Report every line of the records that contains the word "icon".

(Beginning of DATA PROVIDED)

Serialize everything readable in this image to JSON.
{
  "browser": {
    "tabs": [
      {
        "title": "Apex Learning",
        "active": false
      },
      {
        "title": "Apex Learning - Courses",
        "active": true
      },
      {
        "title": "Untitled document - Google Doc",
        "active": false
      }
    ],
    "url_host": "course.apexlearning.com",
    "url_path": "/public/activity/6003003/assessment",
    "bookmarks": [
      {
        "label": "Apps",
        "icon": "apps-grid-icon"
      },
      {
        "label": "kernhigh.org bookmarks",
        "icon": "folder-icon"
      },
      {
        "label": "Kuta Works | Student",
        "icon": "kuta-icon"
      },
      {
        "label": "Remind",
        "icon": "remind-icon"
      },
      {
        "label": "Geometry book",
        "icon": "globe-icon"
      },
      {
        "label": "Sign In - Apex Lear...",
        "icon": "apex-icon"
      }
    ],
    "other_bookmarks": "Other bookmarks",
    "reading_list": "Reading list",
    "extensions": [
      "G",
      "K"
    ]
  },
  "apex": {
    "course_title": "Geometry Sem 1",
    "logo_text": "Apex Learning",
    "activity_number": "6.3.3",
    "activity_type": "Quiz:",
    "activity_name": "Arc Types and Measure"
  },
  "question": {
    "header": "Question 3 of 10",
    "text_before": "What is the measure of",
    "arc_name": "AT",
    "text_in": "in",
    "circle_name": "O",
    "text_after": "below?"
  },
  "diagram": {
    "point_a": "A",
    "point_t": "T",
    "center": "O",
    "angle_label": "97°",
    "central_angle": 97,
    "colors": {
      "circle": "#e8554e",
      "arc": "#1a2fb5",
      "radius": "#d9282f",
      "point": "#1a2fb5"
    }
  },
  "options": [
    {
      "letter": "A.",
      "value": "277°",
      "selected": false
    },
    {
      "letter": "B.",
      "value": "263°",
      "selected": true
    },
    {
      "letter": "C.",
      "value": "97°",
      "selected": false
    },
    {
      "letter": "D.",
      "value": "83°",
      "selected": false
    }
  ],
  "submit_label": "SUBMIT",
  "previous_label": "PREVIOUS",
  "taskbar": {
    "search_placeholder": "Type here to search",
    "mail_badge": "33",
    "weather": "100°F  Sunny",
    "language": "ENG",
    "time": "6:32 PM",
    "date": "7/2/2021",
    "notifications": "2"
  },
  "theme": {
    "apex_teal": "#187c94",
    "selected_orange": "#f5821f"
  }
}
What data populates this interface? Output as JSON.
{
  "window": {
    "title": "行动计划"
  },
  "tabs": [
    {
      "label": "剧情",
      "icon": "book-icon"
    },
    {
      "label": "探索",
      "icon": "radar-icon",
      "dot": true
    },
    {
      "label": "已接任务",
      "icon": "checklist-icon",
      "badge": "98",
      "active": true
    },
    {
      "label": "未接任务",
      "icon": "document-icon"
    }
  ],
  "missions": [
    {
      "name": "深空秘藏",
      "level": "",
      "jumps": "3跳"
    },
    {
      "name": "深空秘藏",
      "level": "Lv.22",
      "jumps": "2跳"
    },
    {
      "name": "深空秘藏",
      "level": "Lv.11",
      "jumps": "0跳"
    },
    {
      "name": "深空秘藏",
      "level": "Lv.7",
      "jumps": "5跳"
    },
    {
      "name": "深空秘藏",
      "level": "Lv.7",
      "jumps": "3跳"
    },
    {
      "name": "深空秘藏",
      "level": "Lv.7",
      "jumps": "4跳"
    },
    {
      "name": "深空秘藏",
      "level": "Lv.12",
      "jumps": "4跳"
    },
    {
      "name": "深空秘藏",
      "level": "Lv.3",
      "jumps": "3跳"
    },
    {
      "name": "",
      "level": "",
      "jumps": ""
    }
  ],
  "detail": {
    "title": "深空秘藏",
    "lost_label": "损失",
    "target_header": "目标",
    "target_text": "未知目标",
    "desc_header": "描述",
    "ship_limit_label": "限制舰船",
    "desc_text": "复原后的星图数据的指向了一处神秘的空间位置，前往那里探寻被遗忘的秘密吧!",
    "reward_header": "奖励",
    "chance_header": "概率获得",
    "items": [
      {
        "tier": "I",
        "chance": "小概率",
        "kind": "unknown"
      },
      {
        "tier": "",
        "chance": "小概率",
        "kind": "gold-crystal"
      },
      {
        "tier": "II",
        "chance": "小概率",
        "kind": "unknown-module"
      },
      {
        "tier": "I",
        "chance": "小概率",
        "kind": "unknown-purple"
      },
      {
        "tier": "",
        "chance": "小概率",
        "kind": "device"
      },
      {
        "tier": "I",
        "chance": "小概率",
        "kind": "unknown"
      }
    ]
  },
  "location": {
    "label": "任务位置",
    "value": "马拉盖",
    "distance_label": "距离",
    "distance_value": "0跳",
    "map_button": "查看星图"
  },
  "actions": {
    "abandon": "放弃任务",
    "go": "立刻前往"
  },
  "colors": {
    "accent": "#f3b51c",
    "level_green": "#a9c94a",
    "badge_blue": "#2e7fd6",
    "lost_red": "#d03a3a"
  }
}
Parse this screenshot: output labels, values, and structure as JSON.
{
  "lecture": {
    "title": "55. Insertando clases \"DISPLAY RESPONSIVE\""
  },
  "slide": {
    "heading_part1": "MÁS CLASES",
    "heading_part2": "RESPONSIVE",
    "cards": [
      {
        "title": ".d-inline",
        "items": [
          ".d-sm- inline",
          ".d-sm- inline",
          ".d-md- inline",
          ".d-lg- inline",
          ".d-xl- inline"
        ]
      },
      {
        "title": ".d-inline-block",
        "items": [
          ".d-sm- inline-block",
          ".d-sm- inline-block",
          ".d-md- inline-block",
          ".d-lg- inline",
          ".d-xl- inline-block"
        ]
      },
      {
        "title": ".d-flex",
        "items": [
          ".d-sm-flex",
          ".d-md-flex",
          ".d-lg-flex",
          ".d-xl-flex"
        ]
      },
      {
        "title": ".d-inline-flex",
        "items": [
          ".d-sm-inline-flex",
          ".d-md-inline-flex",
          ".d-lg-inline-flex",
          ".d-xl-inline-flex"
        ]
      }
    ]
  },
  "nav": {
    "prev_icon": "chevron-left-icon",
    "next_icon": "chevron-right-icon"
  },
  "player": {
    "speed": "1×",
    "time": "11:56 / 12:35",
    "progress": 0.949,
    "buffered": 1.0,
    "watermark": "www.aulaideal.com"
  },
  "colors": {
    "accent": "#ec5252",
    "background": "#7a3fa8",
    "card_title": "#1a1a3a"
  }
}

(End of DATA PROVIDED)

**SOLUTION TO THIS TASK**
        "icon": "apps-grid-icon"
        "icon": "folder-icon"
        "icon": "kuta-icon"
        "icon": "remind-icon"
        "icon": "globe-icon"
        "icon": "apex-icon"
      "icon": "book-icon"
      "icon": "radar-icon",
      "icon": "checklist-icon",
      "icon": "document-icon"
    "prev_icon": "chevron-left-icon",
    "next_icon": "chevron-right-icon"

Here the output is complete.